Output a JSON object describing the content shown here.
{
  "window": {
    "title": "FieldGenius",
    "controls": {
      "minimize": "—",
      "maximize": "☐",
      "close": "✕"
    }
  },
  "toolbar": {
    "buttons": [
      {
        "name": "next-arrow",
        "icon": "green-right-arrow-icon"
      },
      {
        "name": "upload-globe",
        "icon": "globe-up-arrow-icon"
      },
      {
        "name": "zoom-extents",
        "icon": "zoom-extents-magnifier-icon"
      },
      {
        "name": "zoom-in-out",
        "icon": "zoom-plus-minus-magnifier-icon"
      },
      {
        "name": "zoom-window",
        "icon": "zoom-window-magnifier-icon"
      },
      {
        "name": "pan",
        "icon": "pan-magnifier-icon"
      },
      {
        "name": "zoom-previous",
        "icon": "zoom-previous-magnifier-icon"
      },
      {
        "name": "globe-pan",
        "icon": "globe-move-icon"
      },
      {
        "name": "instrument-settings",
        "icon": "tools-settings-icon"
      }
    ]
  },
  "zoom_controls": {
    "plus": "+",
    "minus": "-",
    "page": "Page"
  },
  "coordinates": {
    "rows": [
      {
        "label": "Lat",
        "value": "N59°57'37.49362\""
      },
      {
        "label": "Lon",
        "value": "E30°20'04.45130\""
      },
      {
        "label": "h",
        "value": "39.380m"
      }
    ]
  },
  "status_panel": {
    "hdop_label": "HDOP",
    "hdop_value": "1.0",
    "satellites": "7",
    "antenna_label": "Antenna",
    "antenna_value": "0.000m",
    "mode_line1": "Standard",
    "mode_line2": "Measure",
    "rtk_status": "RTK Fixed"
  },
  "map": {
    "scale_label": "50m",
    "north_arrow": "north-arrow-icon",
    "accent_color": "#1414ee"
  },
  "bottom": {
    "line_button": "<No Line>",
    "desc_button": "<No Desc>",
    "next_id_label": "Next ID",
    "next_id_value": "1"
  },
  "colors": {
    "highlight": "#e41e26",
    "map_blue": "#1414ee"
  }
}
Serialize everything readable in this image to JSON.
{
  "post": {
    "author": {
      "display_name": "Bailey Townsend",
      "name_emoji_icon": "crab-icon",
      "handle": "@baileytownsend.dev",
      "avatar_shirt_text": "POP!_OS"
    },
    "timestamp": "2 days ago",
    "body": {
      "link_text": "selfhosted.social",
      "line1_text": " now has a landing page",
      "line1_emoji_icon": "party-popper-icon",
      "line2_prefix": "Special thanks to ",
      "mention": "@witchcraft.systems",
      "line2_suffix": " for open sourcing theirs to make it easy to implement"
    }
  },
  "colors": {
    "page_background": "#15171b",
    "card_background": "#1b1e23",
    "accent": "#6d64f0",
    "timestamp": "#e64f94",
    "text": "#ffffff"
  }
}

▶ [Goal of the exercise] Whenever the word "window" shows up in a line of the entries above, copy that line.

▶ [Problem solution]
  "window": {
        "name": "zoom-window",
        "icon": "zoom-window-magnifier-icon"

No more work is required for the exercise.